HMRC’s CGT receipts should rise accordingly with the inflation and increases in property values. Freezing the annual exemption amount for another four years is expected to increase Treasury’s earning by an additional £30m a year by 2025/26 tax year.
If you own an investment property or stocks, you should consider a trust or other tax efficient structure to hold your assets, as they are Capital Gains Tax Free upon disposal of assets..
Pension lifetime allowance (LTA)
If inflation continues to stick at the current rate of 5.4%, freezing the pensions lifetime allowance (LTA) of £1,073,100 for four years is the same as cutting the timeframe that someone can save for retirement.
International Retirement Plans, which are typically offshore and operate either as a trust or under a contract, will likely offer some flexibility and in some respect, can be used as a way of clawing back some of the time lost because of the frozen LTA.
Inheritance Tax (IHT)
The IHT threshold (£325,000 per person and £650,000 per couple) and Main Residence Nil-Rate Band (£175,000) are also frozen at current levels until April 5, 2026. The annual tax-free gift allowance of £3,000 hasn’t been increased in over a decade.
This is bad news to all property investors, and homeowners. House prices in the UK continue to rise, leading to more individual estates ending up having to pay IHT. By 2025/26 the OBR calculates the freeze in the IHT threshold will cost the taxpayers a staggering £445m more a year.
How can expat investors cut taxes in 2022?
While not all taxes can be mitigated in full, there are specific tax allowances and tax-efficient structures that can save expatriate taxpayers thousands of pounds.
Private pensions are one of the mechanisms expats should learn more about and consider setting up if their UK assets are above the tax allowance thresholds.
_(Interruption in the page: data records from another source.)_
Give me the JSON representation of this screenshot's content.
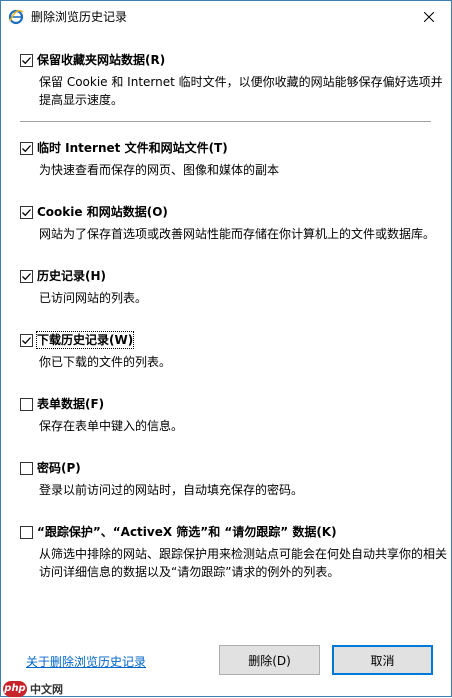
{
  "window": {
    "title": "删除浏览历史记录"
  },
  "options": [
    {
      "label": "保留收藏夹网站数据(R)",
      "checked": true,
      "description": "保留 Cookie 和 Internet 临时文件，以便你收藏的网站能够保存偏好选项并提高显示速度。"
    },
    {
      "label": "临时 Internet 文件和网站文件(T)",
      "checked": true,
      "description": "为快速查看而保存的网页、图像和媒体的副本"
    },
    {
      "label": "Cookie 和网站数据(O)",
      "checked": true,
      "description": "网站为了保存首选项或改善网站性能而存储在你计算机上的文件或数据库。"
    },
    {
      "label": "历史记录(H)",
      "checked": true,
      "description": "已访问网站的列表。"
    },
    {
      "label": "下载历史记录(W)",
      "checked": true,
      "description": "你已下载的文件的列表。"
    },
    {
      "label": "表单数据(F)",
      "checked": false,
      "description": "保存在表单中键入的信息。"
    },
    {
      "label": "密码(P)",
      "checked": false,
      "description": "登录以前访问过的网站时，自动填充保存的密码。"
    },
    {
      "label": "“跟踪保护”、“ActiveX 筛选”和 “请勿跟踪” 数据(K)",
      "checked": false,
      "description": "从筛选中排除的网站、跟踪保护用来检测站点可能会在何处自动共享你的相关访问详细信息的数据以及“请勿跟踪”请求的例外的列表。"
    }
  ],
  "footer": {
    "about_link": "关于删除浏览历史记录",
    "delete_label": "删除(D)",
    "cancel_label": "取消"
  },
  "watermark": {
    "logo": "php",
    "text": "中文网"
  },
  "colors": {
    "link": "#0066cc",
    "border": "#3c7fb1",
    "default_button_border": "#0078d7"
  }
}
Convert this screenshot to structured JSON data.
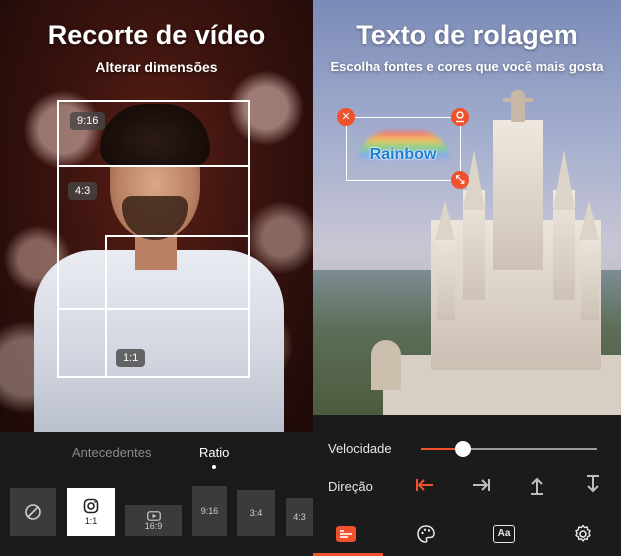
{
  "left_panel": {
    "title": "Recorte de vídeo",
    "subtitle": "Alterar dimensões",
    "frame_tags": {
      "ratio_9_16": "9:16",
      "ratio_4_3": "4:3",
      "ratio_1_1": "1:1"
    },
    "tabs": {
      "antecedentes": "Antecedentes",
      "ratio": "Ratio",
      "active": "Ratio"
    },
    "ratio_options": {
      "none_icon": "no-ratio-icon",
      "instagram": "1:1",
      "ratio_16_9": "16:9",
      "ratio_9_16": "9:16",
      "ratio_3_4": "3:4",
      "ratio_4_3": "4:3",
      "selected": "1:1"
    }
  },
  "right_panel": {
    "title": "Texto de rolagem",
    "subtitle": "Escolha fontes e cores que você mais gosta",
    "text_sticker": "Rainbow",
    "speed_label": "Velocidade",
    "speed_value": 0.24,
    "direction_label": "Direção",
    "direction_selected": "left",
    "accent_color": "#f0522d",
    "bottom_nav": {
      "items": [
        "text-list-icon",
        "palette-icon",
        "font-icon",
        "settings-icon"
      ],
      "font_glyph": "Aa",
      "active_index": 0
    }
  }
}
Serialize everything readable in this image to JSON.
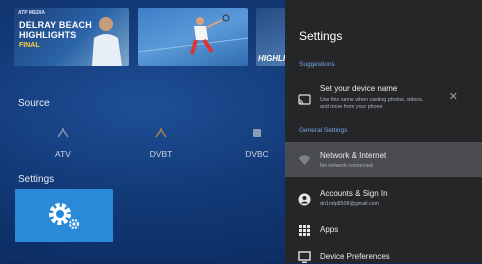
{
  "thumbnails": [
    {
      "brand": "ATP MEDIA",
      "title_line1": "DELRAY BEACH",
      "title_line2": "HIGHLIGHTS",
      "subtitle": "FINAL"
    },
    {},
    {
      "label": "HIGHLI"
    }
  ],
  "source": {
    "label": "Source",
    "items": [
      {
        "label": "ATV",
        "icon": "antenna-icon"
      },
      {
        "label": "DVBT",
        "icon": "antenna-icon"
      },
      {
        "label": "DVBC",
        "icon": "cable-icon"
      }
    ]
  },
  "settings_section": {
    "label": "Settings",
    "tile_icon": "gear-icon"
  },
  "panel": {
    "title": "Settings",
    "suggestions_label": "Suggestions",
    "suggestion": {
      "title": "Set your device name",
      "subtitle_line1": "Use this name when casting photos, videos,",
      "subtitle_line2": "and more from your phone",
      "icon": "cast-icon"
    },
    "general_label": "General Settings",
    "items": [
      {
        "title": "Network & Internet",
        "subtitle": "No network connected",
        "icon": "wifi-icon"
      },
      {
        "title": "Accounts & Sign In",
        "subtitle": "dn1ndp8508@gmail.com",
        "icon": "account-icon"
      },
      {
        "title": "Apps",
        "subtitle": "",
        "icon": "apps-icon"
      },
      {
        "title": "Device Preferences",
        "subtitle": "",
        "icon": "tv-icon"
      }
    ]
  },
  "colors": {
    "accent": "#2a8ad8",
    "panel_bg": "#242628",
    "section_label": "#79a6e8"
  }
}
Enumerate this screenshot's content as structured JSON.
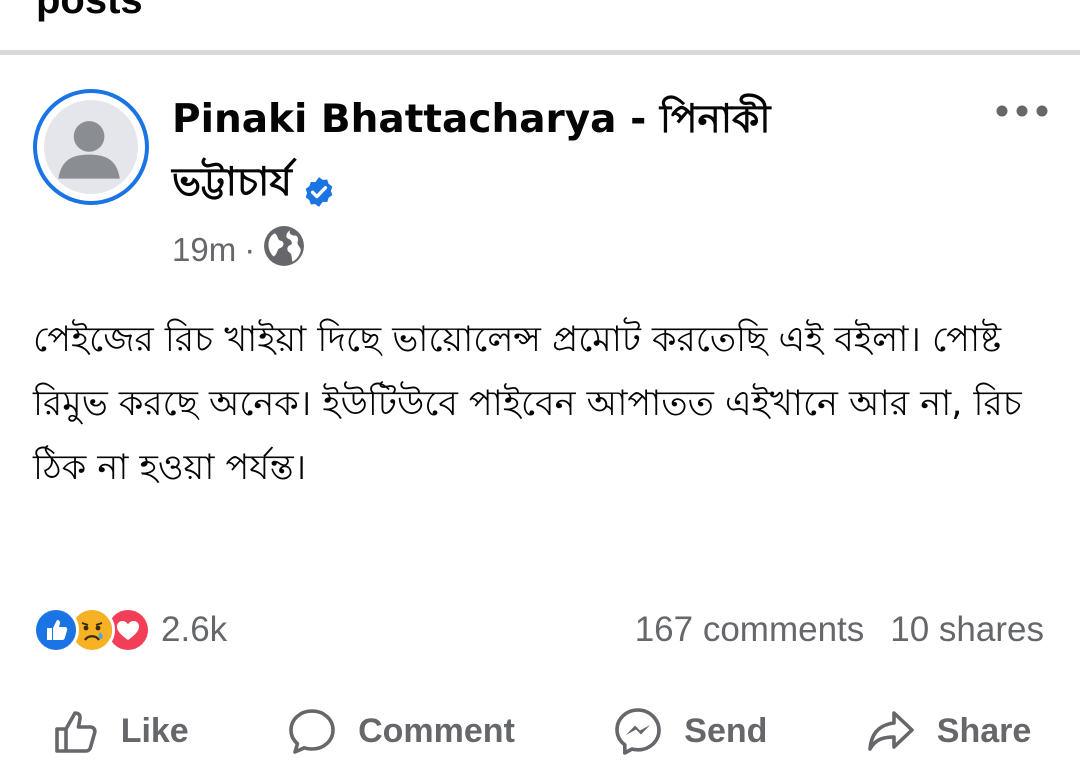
{
  "section": {
    "title": "posts"
  },
  "post": {
    "author": "Pinaki Bhattacharya - পিনাকী ভট্টাচার্য",
    "time": "19m",
    "separator": "·",
    "text": "পেইজের রিচ খাইয়া দিছে ভায়োলেন্স প্রমোট করতেছি এই বইলা। পোষ্ট রিমুভ করছে অনেক। ইউটিউবে পাইবেন আপাতত এইখানে আর না, রিচ ঠিক না হওয়া পর্যন্ত।",
    "reactions_count": "2.6k",
    "comments": "167 comments",
    "shares": "10 shares"
  },
  "actions": {
    "like": "Like",
    "comment": "Comment",
    "send": "Send",
    "share": "Share"
  },
  "icons": {
    "avatar": "default-avatar-icon",
    "verified": "verified-badge-icon",
    "more": "more-options-icon",
    "privacy": "globe-icon",
    "reactions": [
      "like-reaction-icon",
      "care-reaction-icon",
      "love-reaction-icon"
    ]
  },
  "colors": {
    "accent": "#1b74e4",
    "secondary_text": "#65676b",
    "love": "#f33e58",
    "care": "#f7b125"
  }
}
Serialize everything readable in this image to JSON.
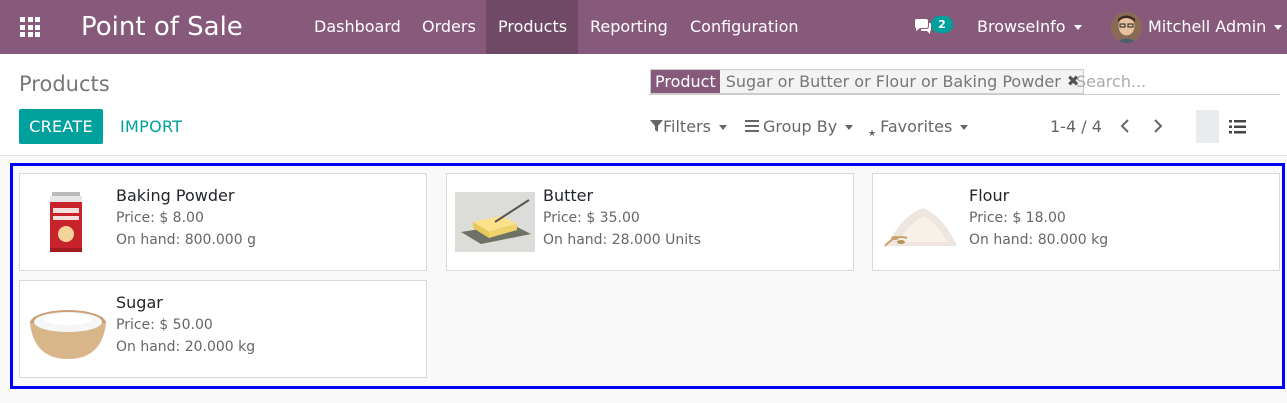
{
  "navbar": {
    "app_name": "Point of Sale",
    "menu": [
      "Dashboard",
      "Orders",
      "Products",
      "Reporting",
      "Configuration"
    ],
    "active_menu": "Products",
    "chat_count": "2",
    "company": "BrowseInfo",
    "user": "Mitchell Admin"
  },
  "control_panel": {
    "breadcrumb": "Products",
    "create_label": "CREATE",
    "import_label": "IMPORT",
    "search": {
      "facet_label": "Product",
      "facet_values": "Sugar or Butter or Flour or Baking Powder",
      "placeholder": "Search..."
    },
    "filters_label": "Filters",
    "group_by_label": "Group By",
    "favorites_label": "Favorites",
    "pager": "1-4 / 4"
  },
  "products": [
    {
      "name": "Baking Powder",
      "price": "Price: $ 8.00",
      "on_hand": "On hand: 800.000 g",
      "image": "baking-powder-can"
    },
    {
      "name": "Butter",
      "price": "Price: $ 35.00",
      "on_hand": "On hand: 28.000 Units",
      "image": "butter-dish"
    },
    {
      "name": "Flour",
      "price": "Price: $ 18.00",
      "on_hand": "On hand: 80.000 kg",
      "image": "flour-pile"
    },
    {
      "name": "Sugar",
      "price": "Price: $ 50.00",
      "on_hand": "On hand: 20.000 kg",
      "image": "sugar-bowl"
    }
  ],
  "colors": {
    "brand": "#875a7b",
    "accent": "#00a09d",
    "highlight_border": "#0000ff"
  }
}
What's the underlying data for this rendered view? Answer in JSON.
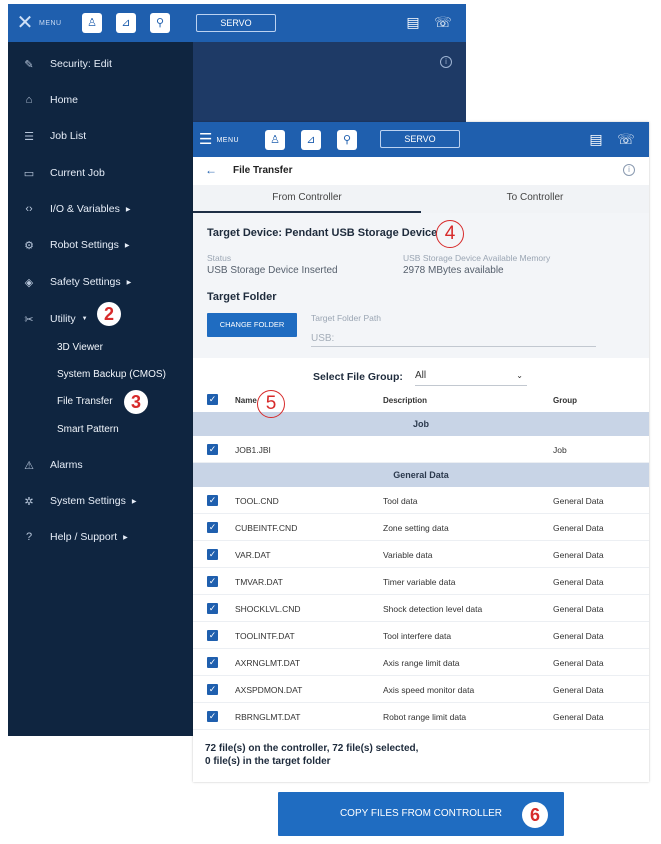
{
  "toolbar": {
    "menu_label": "MENU",
    "servo_label": "SERVO",
    "icons": [
      "robot-icon",
      "coordinate-icon",
      "user-icon"
    ],
    "right_icons": [
      "chat-icon",
      "teach-pendant-icon"
    ]
  },
  "side_menu": {
    "items": [
      {
        "label": "Security: Edit",
        "icon": "wrench-icon",
        "has_arrow": false
      },
      {
        "label": "Home",
        "icon": "home-icon",
        "has_arrow": false
      },
      {
        "label": "Job List",
        "icon": "list-icon",
        "has_arrow": false
      },
      {
        "label": "Current Job",
        "icon": "job-icon",
        "has_arrow": false
      },
      {
        "label": "I/O & Variables",
        "icon": "code-icon",
        "has_arrow": true
      },
      {
        "label": "Robot Settings",
        "icon": "robot-arm-icon",
        "has_arrow": true
      },
      {
        "label": "Safety Settings",
        "icon": "shield-icon",
        "has_arrow": true
      },
      {
        "label": "Utility",
        "icon": "tools-icon",
        "has_arrow": true
      },
      {
        "label": "Alarms",
        "icon": "warning-icon",
        "has_arrow": false
      },
      {
        "label": "System Settings",
        "icon": "gear-icon",
        "has_arrow": true
      },
      {
        "label": "Help / Support",
        "icon": "help-icon",
        "has_arrow": true
      }
    ],
    "utility_sub": [
      "3D Viewer",
      "System Backup (CMOS)",
      "File Transfer",
      "Smart Pattern"
    ]
  },
  "file_transfer": {
    "title": "File Transfer",
    "tabs": [
      "From Controller",
      "To Controller"
    ],
    "target_device": "Target Device: Pendant USB Storage Device",
    "status_label": "Status",
    "status_value": "USB Storage Device Inserted",
    "memory_label": "USB Storage Device Available Memory",
    "memory_value": "2978 MBytes available",
    "target_folder_heading": "Target Folder",
    "change_folder_label": "CHANGE FOLDER",
    "folder_path_label": "Target Folder Path",
    "folder_path_placeholder": "USB:",
    "select_group_label": "Select File Group:",
    "select_group_value": "All",
    "columns": {
      "name": "Name",
      "description": "Description",
      "group": "Group"
    },
    "groups": [
      {
        "label": "Job",
        "files": [
          {
            "name": "JOB1.JBI",
            "description": "",
            "group": "Job"
          }
        ]
      },
      {
        "label": "General Data",
        "files": [
          {
            "name": "TOOL.CND",
            "description": "Tool data",
            "group": "General Data"
          },
          {
            "name": "CUBEINTF.CND",
            "description": "Zone setting data",
            "group": "General Data"
          },
          {
            "name": "VAR.DAT",
            "description": "Variable data",
            "group": "General Data"
          },
          {
            "name": "TMVAR.DAT",
            "description": "Timer variable data",
            "group": "General Data"
          },
          {
            "name": "SHOCKLVL.CND",
            "description": "Shock detection level data",
            "group": "General Data"
          },
          {
            "name": "TOOLINTF.DAT",
            "description": "Tool interfere data",
            "group": "General Data"
          },
          {
            "name": "AXRNGLMT.DAT",
            "description": "Axis range limit data",
            "group": "General Data"
          },
          {
            "name": "AXSPDMON.DAT",
            "description": "Axis speed monitor data",
            "group": "General Data"
          },
          {
            "name": "RBRNGLMT.DAT",
            "description": "Robot range limit data",
            "group": "General Data"
          }
        ]
      }
    ],
    "summary_line1": "72 file(s) on the controller, 72 file(s) selected,",
    "summary_line2": "0 file(s) in the target folder",
    "copy_button_label": "COPY FILES FROM CONTROLLER"
  },
  "annotations": [
    "2",
    "3",
    "4",
    "5",
    "6"
  ],
  "colors": {
    "toolbar": "#1f5fae",
    "side_menu": "#0f2540",
    "accent": "#1f6cc1",
    "group_bar": "#c8d4e6",
    "callout": "#d72a2a"
  }
}
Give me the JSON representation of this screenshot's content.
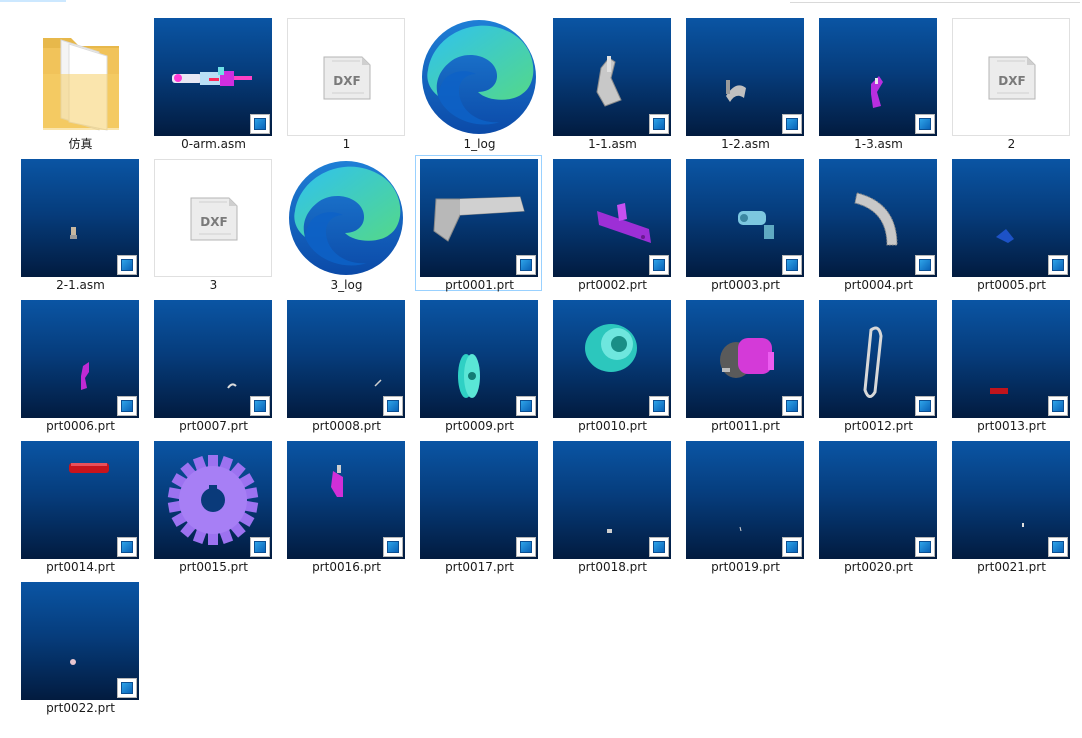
{
  "files": [
    {
      "name": "仿真",
      "kind": "folder",
      "icon": "folder-icon"
    },
    {
      "name": "0-arm.asm",
      "kind": "creo",
      "icon": "arm-assembly-icon"
    },
    {
      "name": "1",
      "kind": "dxf",
      "icon": "dxf-file-icon",
      "dxf_text": "DXF"
    },
    {
      "name": "1_log",
      "kind": "edge",
      "icon": "edge-browser-icon"
    },
    {
      "name": "1-1.asm",
      "kind": "creo",
      "icon": "assembly-icon"
    },
    {
      "name": "1-2.asm",
      "kind": "creo",
      "icon": "assembly-icon"
    },
    {
      "name": "1-3.asm",
      "kind": "creo",
      "icon": "assembly-icon"
    },
    {
      "name": "2",
      "kind": "dxf",
      "icon": "dxf-file-icon",
      "dxf_text": "DXF"
    },
    {
      "name": "2-1.asm",
      "kind": "creo",
      "icon": "assembly-icon"
    },
    {
      "name": "3",
      "kind": "dxf",
      "icon": "dxf-file-icon",
      "dxf_text": "DXF"
    },
    {
      "name": "3_log",
      "kind": "edge",
      "icon": "edge-browser-icon"
    },
    {
      "name": "prt0001.prt",
      "kind": "creo",
      "icon": "bracket-part-icon",
      "selected": true
    },
    {
      "name": "prt0002.prt",
      "kind": "creo",
      "icon": "part-icon"
    },
    {
      "name": "prt0003.prt",
      "kind": "creo",
      "icon": "part-icon"
    },
    {
      "name": "prt0004.prt",
      "kind": "creo",
      "icon": "gear-arc-part-icon"
    },
    {
      "name": "prt0005.prt",
      "kind": "creo",
      "icon": "part-icon"
    },
    {
      "name": "prt0006.prt",
      "kind": "creo",
      "icon": "part-icon"
    },
    {
      "name": "prt0007.prt",
      "kind": "creo",
      "icon": "part-icon"
    },
    {
      "name": "prt0008.prt",
      "kind": "creo",
      "icon": "part-icon"
    },
    {
      "name": "prt0009.prt",
      "kind": "creo",
      "icon": "pulley-part-icon"
    },
    {
      "name": "prt0010.prt",
      "kind": "creo",
      "icon": "pulley-part-icon"
    },
    {
      "name": "prt0011.prt",
      "kind": "creo",
      "icon": "motor-part-icon"
    },
    {
      "name": "prt0012.prt",
      "kind": "creo",
      "icon": "belt-part-icon"
    },
    {
      "name": "prt0013.prt",
      "kind": "creo",
      "icon": "part-icon"
    },
    {
      "name": "prt0014.prt",
      "kind": "creo",
      "icon": "part-icon"
    },
    {
      "name": "prt0015.prt",
      "kind": "creo",
      "icon": "gear-part-icon"
    },
    {
      "name": "prt0016.prt",
      "kind": "creo",
      "icon": "part-icon"
    },
    {
      "name": "prt0017.prt",
      "kind": "creo",
      "icon": "part-icon"
    },
    {
      "name": "prt0018.prt",
      "kind": "creo",
      "icon": "part-icon"
    },
    {
      "name": "prt0019.prt",
      "kind": "creo",
      "icon": "part-icon"
    },
    {
      "name": "prt0020.prt",
      "kind": "creo",
      "icon": "part-icon"
    },
    {
      "name": "prt0021.prt",
      "kind": "creo",
      "icon": "part-icon"
    },
    {
      "name": "prt0022.prt",
      "kind": "creo",
      "icon": "part-icon"
    }
  ],
  "colors": {
    "thumb_top": "#0a55a4",
    "thumb_bottom": "#021b3f",
    "selection_border": "#99d1ff",
    "label_text": "#1a1a1a"
  }
}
This is because UK-recognised pensions are generally IHT tax-free, CGT tax-free and can lower income tax rates on rental properties. Moreover, if set up properly, British expats can save more than the current lifetime pension allowance and if the pension fund is not used in full, it can be passed on to chosen beneficiaries at death. Get in touch with the team at Soteria Trusts to discuss different ways of reducing your UK taxes today!